## ASSIGNMENT
Word for word, print all of the lines below.

===== MATERIAL FOR THE TASK

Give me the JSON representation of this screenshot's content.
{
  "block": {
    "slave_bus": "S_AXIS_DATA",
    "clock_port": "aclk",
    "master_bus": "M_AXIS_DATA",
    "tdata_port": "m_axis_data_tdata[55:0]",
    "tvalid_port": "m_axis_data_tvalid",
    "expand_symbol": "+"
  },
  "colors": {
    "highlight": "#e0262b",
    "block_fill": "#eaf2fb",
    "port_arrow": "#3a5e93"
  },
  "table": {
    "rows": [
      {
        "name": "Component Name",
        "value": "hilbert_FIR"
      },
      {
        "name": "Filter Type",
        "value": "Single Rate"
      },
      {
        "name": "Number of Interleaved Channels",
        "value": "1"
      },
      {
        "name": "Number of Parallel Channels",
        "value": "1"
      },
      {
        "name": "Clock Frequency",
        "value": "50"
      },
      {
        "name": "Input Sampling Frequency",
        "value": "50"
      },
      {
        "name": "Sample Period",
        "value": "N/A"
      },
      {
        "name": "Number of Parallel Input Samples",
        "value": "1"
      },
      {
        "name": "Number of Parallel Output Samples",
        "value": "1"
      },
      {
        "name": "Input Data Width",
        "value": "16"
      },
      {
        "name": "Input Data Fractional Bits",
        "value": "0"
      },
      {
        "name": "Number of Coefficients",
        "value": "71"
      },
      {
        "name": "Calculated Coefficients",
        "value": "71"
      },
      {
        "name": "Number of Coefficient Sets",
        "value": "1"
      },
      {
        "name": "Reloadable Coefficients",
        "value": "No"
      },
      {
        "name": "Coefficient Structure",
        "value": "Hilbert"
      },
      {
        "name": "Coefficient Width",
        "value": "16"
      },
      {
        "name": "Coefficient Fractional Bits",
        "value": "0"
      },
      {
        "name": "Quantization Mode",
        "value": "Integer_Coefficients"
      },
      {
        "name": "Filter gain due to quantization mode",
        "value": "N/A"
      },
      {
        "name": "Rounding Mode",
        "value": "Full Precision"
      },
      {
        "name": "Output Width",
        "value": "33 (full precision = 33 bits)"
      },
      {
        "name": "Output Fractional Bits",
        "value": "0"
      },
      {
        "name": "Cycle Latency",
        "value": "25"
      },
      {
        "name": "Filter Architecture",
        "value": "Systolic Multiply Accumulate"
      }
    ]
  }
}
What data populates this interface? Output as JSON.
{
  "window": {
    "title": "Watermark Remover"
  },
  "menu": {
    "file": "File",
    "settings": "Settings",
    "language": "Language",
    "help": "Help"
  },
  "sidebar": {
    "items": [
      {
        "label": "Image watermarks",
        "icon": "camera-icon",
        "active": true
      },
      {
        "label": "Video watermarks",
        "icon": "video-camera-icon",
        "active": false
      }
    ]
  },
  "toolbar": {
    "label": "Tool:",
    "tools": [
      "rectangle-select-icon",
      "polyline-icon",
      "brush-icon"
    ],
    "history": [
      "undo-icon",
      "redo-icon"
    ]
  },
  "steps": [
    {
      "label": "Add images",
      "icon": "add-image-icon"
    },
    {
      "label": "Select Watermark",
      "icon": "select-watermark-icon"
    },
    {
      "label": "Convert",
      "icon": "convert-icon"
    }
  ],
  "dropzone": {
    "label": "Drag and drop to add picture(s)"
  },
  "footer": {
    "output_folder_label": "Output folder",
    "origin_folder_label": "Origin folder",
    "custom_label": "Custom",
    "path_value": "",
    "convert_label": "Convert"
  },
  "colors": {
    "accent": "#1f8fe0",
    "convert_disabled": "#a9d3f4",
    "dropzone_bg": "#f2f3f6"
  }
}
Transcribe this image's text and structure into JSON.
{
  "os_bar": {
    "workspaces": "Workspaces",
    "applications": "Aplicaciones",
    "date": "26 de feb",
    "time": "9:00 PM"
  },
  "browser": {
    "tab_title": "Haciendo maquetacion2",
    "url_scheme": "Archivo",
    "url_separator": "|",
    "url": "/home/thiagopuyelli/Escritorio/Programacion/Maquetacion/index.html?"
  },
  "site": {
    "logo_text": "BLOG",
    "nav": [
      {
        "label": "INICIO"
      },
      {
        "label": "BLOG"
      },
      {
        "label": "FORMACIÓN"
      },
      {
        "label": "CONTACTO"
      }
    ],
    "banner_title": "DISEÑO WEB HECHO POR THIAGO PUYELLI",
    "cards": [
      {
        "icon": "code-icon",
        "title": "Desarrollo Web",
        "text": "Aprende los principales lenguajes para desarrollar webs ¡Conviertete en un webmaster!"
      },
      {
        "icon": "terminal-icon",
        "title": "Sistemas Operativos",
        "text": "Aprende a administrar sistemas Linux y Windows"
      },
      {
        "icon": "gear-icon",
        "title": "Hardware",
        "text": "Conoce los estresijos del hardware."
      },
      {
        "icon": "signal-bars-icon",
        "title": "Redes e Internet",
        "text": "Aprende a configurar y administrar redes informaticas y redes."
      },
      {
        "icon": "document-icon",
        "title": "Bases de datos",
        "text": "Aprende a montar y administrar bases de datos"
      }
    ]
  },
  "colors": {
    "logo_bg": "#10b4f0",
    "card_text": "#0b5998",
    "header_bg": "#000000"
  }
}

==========

## RESULT
Give me the JSON representation of this screenshot's content.
{
  "block": {
    "slave_bus": "S_AXIS_DATA",
    "clock_port": "aclk",
    "master_bus": "M_AXIS_DATA",
    "tdata_port": "m_axis_data_tdata[55:0]",
    "tvalid_port": "m_axis_data_tvalid",
    "expand_symbol": "+"
  },
  "colors": {
    "highlight": "#e0262b",
    "block_fill": "#eaf2fb",
    "port_arrow": "#3a5e93"
  },
  "table": {
    "rows": [
      {
        "name": "Component Name",
        "value": "hilbert_FIR"
      },
      {
        "name": "Filter Type",
        "value": "Single Rate"
      },
      {
        "name": "Number of Interleaved Channels",
        "value": "1"
      },
      {
        "name": "Number of Parallel Channels",
        "value": "1"
      },
      {
        "name": "Clock Frequency",
        "value": "50"
      },
      {
        "name": "Input Sampling Frequency",
        "value": "50"
      },
      {
        "name": "Sample Period",
        "value": "N/A"
      },
      {
        "name": "Number of Parallel Input Samples",
        "value": "1"
      },
      {
        "name": "Number of Parallel Output Samples",
        "value": "1"
      },
      {
        "name": "Input Data Width",
        "value": "16"
      },
      {
        "name": "Input Data Fractional Bits",
        "value": "0"
      },
      {
        "name": "Number of Coefficients",
        "value": "71"
      },
      {
        "name": "Calculated Coefficients",
        "value": "71"
      },
      {
        "name": "Number of Coefficient Sets",
        "value": "1"
      },
      {
        "name": "Reloadable Coefficients",
        "value": "No"
      },
      {
        "name": "Coefficient Structure",
        "value": "Hilbert"
      },
      {
        "name": "Coefficient Width",
        "value": "16"
      },
      {
        "name": "Coefficient Fractional Bits",
        "value": "0"
      },
      {
        "name": "Quantization Mode",
        "value": "Integer_Coefficients"
      },
      {
        "name": "Filter gain due to quantization mode",
        "value": "N/A"
      },
      {
        "name": "Rounding Mode",
        "value": "Full Precision"
      },
      {
        "name": "Output Width",
        "value": "33 (full precision = 33 bits)"
      },
      {
        "name": "Output Fractional Bits",
        "value": "0"
      },
      {
        "name": "Cycle Latency",
        "value": "25"
      },
      {
        "name": "Filter Architecture",
        "value": "Systolic Multiply Accumulate"
      }
    ]
  }
}
What data populates this interface? Output as JSON.
{
  "window": {
    "title": "Watermark Remover"
  },
  "menu": {
    "file": "File",
    "settings": "Settings",
    "language": "Language",
    "help": "Help"
  },
  "sidebar": {
    "items": [
      {
        "label": "Image watermarks",
        "icon": "camera-icon",
        "active": true
      },
      {
        "label": "Video watermarks",
        "icon": "video-camera-icon",
        "active": false
      }
    ]
  },
  "toolbar": {
    "label": "Tool:",
    "tools": [
      "rectangle-select-icon",
      "polyline-icon",
      "brush-icon"
    ],
    "history": [
      "undo-icon",
      "redo-icon"
    ]
  },
  "steps": [
    {
      "label": "Add images",
      "icon": "add-image-icon"
    },
    {
      "label": "Select Watermark",
      "icon": "select-watermark-icon"
    },
    {
      "label": "Convert",
      "icon": "convert-icon"
    }
  ],
  "dropzone": {
    "label": "Drag and drop to add picture(s)"
  },
  "footer": {
    "output_folder_label": "Output folder",
    "origin_folder_label": "Origin folder",
    "custom_label": "Custom",
    "path_value": "",
    "convert_label": "Convert"
  },
  "colors": {
    "accent": "#1f8fe0",
    "convert_disabled": "#a9d3f4",
    "dropzone_bg": "#f2f3f6"
  }
}
Transcribe this image's text and structure into JSON.
{
  "os_bar": {
    "workspaces": "Workspaces",
    "applications": "Aplicaciones",
    "date": "26 de feb",
    "time": "9:00 PM"
  },
  "browser": {
    "tab_title": "Haciendo maquetacion2",
    "url_scheme": "Archivo",
    "url_separator": "|",
    "url": "/home/thiagopuyelli/Escritorio/Programacion/Maquetacion/index.html?"
  },
  "site": {
    "logo_text": "BLOG",
    "nav": [
      {
        "label": "INICIO"
      },
      {
        "label": "BLOG"
      },
      {
        "label": "FORMACIÓN"
      },
      {
        "label": "CONTACTO"
      }
    ],
    "banner_title": "DISEÑO WEB HECHO POR THIAGO PUYELLI",
    "cards": [
      {
        "icon": "code-icon",
        "title": "Desarrollo Web",
        "text": "Aprende los principales lenguajes para desarrollar webs ¡Conviertete en un webmaster!"
      },
      {
        "icon": "terminal-icon",
        "title": "Sistemas Operativos",
        "text": "Aprende a administrar sistemas Linux y Windows"
      },
      {
        "icon": "gear-icon",
        "title": "Hardware",
        "text": "Conoce los estresijos del hardware."
      },
      {
        "icon": "signal-bars-icon",
        "title": "Redes e Internet",
        "text": "Aprende a configurar y administrar redes informaticas y redes."
      },
      {
        "icon": "document-icon",
        "title": "Bases de datos",
        "text": "Aprende a montar y administrar bases de datos"
      }
    ]
  },
  "colors": {
    "logo_bg": "#10b4f0",
    "card_text": "#0b5998",
    "header_bg": "#000000"
  }
}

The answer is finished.